▸ Task objective:
In the listing below, look for "episode" and copy every line that has it.

▸ Excerpted records:
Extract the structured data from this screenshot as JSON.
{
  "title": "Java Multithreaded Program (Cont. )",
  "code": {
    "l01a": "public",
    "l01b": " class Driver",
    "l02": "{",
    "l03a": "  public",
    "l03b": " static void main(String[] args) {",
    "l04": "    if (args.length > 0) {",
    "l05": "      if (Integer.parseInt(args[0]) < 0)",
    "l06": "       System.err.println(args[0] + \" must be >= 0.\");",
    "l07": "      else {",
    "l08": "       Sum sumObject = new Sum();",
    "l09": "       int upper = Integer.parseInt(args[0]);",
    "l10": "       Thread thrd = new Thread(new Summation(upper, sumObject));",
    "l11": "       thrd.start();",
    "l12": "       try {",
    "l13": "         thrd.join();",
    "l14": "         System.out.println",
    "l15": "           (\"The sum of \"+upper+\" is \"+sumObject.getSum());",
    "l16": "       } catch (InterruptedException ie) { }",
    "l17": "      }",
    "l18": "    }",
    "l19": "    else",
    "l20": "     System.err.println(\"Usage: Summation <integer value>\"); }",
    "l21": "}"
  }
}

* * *

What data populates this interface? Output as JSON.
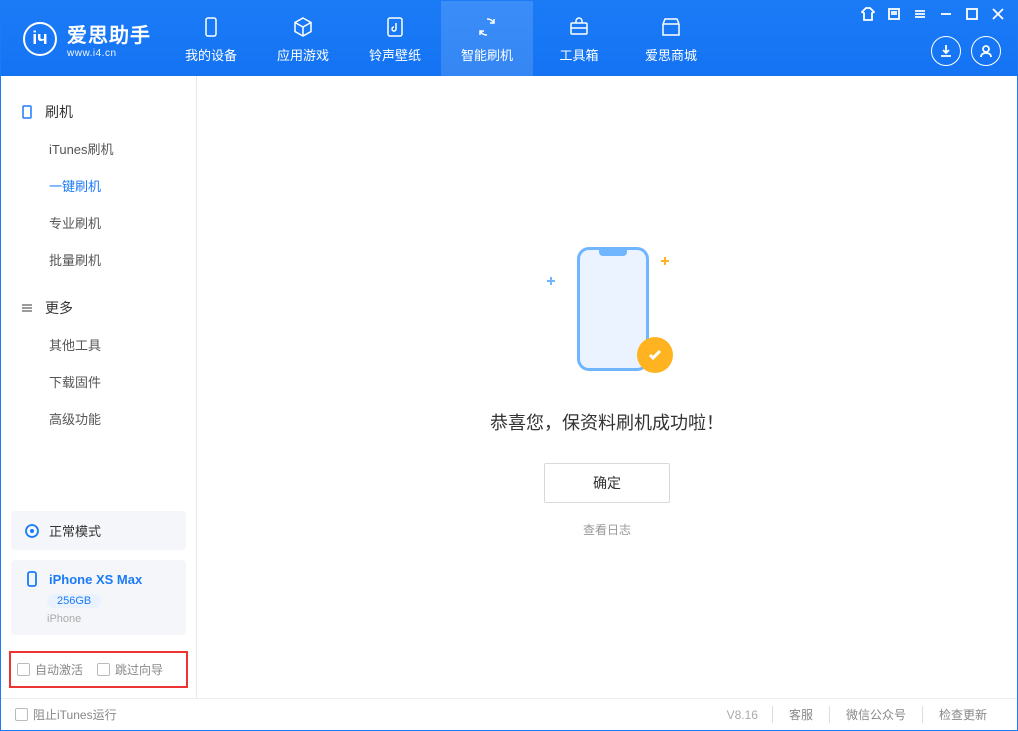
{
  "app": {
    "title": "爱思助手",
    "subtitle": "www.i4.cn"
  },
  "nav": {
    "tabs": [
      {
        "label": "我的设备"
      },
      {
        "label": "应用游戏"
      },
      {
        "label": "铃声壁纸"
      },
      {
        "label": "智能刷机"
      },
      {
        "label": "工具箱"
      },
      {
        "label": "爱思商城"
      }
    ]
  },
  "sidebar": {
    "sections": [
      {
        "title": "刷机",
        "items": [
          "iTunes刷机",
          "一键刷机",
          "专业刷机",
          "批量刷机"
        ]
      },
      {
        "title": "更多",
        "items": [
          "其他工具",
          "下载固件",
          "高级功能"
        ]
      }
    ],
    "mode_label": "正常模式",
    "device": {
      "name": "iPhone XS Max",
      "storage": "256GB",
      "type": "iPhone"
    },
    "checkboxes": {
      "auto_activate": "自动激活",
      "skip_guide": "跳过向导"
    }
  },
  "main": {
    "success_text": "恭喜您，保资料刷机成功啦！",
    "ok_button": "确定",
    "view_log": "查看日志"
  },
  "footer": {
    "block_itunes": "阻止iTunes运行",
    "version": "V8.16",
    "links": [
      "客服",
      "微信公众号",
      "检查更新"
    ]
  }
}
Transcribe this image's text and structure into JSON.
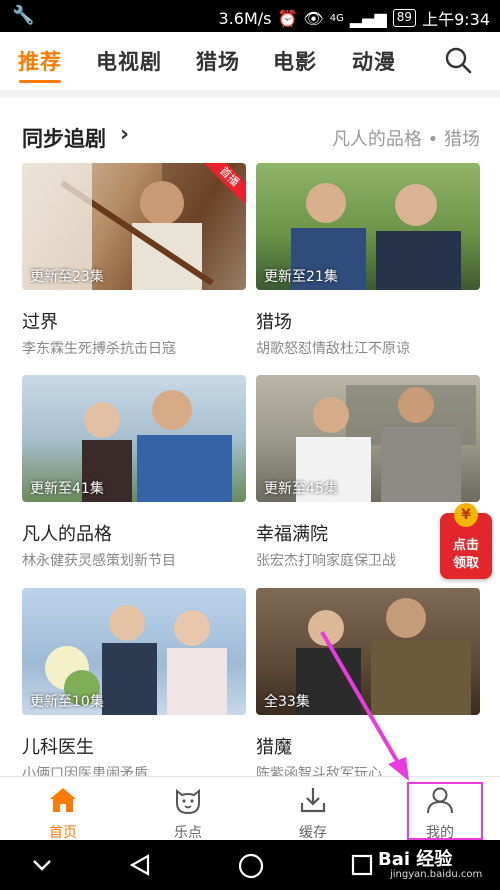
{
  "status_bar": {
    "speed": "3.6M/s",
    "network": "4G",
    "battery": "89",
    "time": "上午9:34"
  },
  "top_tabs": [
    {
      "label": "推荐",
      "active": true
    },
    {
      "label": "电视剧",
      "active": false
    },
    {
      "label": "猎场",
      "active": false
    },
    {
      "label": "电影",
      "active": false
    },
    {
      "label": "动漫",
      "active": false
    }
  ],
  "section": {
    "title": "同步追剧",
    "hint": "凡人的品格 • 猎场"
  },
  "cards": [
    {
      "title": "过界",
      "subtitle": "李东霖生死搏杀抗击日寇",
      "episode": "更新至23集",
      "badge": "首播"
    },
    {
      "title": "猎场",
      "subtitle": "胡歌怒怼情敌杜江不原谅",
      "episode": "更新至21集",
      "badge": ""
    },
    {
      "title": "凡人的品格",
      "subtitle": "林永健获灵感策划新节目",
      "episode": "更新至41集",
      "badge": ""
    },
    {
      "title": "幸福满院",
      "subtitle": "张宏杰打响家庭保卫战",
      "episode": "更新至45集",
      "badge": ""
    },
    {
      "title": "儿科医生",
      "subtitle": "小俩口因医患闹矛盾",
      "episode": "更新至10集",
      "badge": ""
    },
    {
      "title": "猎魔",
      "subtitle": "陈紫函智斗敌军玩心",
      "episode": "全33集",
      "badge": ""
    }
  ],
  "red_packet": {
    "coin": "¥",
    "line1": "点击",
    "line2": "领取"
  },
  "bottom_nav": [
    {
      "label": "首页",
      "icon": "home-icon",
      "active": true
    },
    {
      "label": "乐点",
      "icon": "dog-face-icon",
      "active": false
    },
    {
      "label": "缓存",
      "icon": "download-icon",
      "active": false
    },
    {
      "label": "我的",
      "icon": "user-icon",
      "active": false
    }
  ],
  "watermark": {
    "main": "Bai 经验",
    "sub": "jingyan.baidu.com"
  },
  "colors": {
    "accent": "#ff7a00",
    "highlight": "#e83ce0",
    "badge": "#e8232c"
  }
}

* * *

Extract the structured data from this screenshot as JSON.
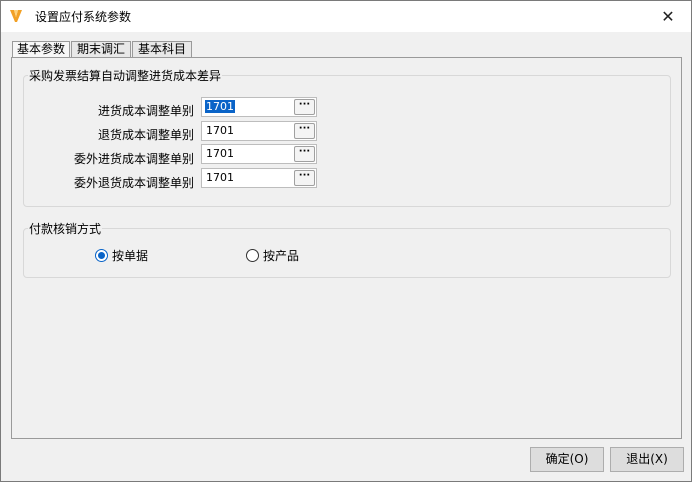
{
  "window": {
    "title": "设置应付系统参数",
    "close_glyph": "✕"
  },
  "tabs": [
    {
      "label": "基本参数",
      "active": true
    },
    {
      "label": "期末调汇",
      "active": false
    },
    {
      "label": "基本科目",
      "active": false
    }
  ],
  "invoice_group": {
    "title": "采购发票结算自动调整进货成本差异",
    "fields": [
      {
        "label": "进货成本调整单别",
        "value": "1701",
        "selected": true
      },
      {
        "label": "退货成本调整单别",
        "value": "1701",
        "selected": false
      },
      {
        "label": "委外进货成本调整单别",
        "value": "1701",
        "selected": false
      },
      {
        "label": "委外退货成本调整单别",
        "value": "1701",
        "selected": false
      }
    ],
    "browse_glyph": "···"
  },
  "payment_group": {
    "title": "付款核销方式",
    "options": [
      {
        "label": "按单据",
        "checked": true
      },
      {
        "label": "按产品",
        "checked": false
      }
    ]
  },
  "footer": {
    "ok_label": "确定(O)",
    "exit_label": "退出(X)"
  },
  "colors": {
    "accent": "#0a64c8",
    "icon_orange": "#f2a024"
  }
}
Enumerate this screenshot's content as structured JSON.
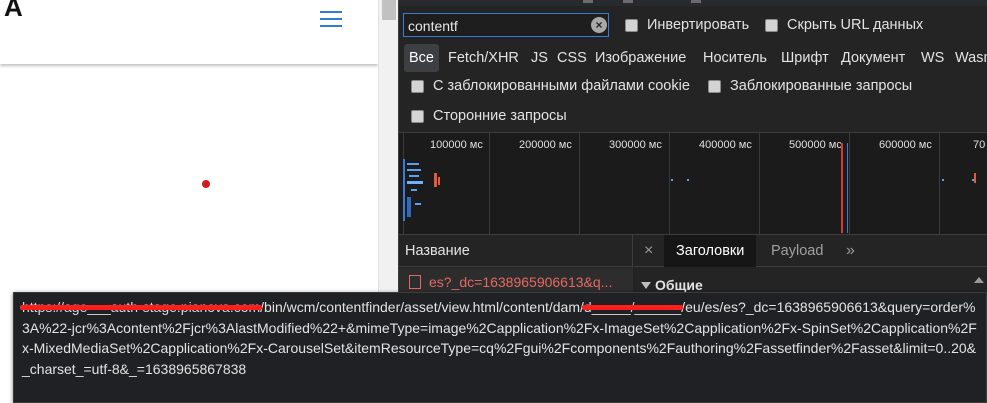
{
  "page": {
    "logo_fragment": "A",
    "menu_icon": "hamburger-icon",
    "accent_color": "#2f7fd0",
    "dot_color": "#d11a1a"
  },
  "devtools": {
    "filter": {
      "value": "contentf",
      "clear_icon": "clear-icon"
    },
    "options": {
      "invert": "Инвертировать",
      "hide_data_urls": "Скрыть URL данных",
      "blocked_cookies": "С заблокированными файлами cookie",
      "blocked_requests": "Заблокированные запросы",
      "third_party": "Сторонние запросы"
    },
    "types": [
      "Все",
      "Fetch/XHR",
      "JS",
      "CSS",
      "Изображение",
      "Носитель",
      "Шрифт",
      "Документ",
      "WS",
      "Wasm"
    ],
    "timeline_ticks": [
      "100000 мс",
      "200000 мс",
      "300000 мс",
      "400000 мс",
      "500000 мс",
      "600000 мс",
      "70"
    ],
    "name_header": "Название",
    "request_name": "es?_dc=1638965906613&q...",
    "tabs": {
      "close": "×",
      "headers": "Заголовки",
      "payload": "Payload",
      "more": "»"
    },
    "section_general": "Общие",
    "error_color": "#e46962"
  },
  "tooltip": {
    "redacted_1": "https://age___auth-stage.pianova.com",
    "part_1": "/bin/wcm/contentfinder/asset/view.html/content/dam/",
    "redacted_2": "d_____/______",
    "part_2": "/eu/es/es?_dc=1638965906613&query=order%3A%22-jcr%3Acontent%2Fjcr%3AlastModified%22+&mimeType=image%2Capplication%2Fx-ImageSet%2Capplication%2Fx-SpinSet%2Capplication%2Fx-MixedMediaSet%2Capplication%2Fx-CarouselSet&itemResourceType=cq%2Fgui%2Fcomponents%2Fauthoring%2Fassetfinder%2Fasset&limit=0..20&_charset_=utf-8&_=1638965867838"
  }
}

▸ Answer below:
      "episode": "更新至23集",
      "episode": "更新至21集",
      "episode": "更新至41集",
      "episode": "更新至45集",
      "episode": "更新至10集",
      "episode": "全33集",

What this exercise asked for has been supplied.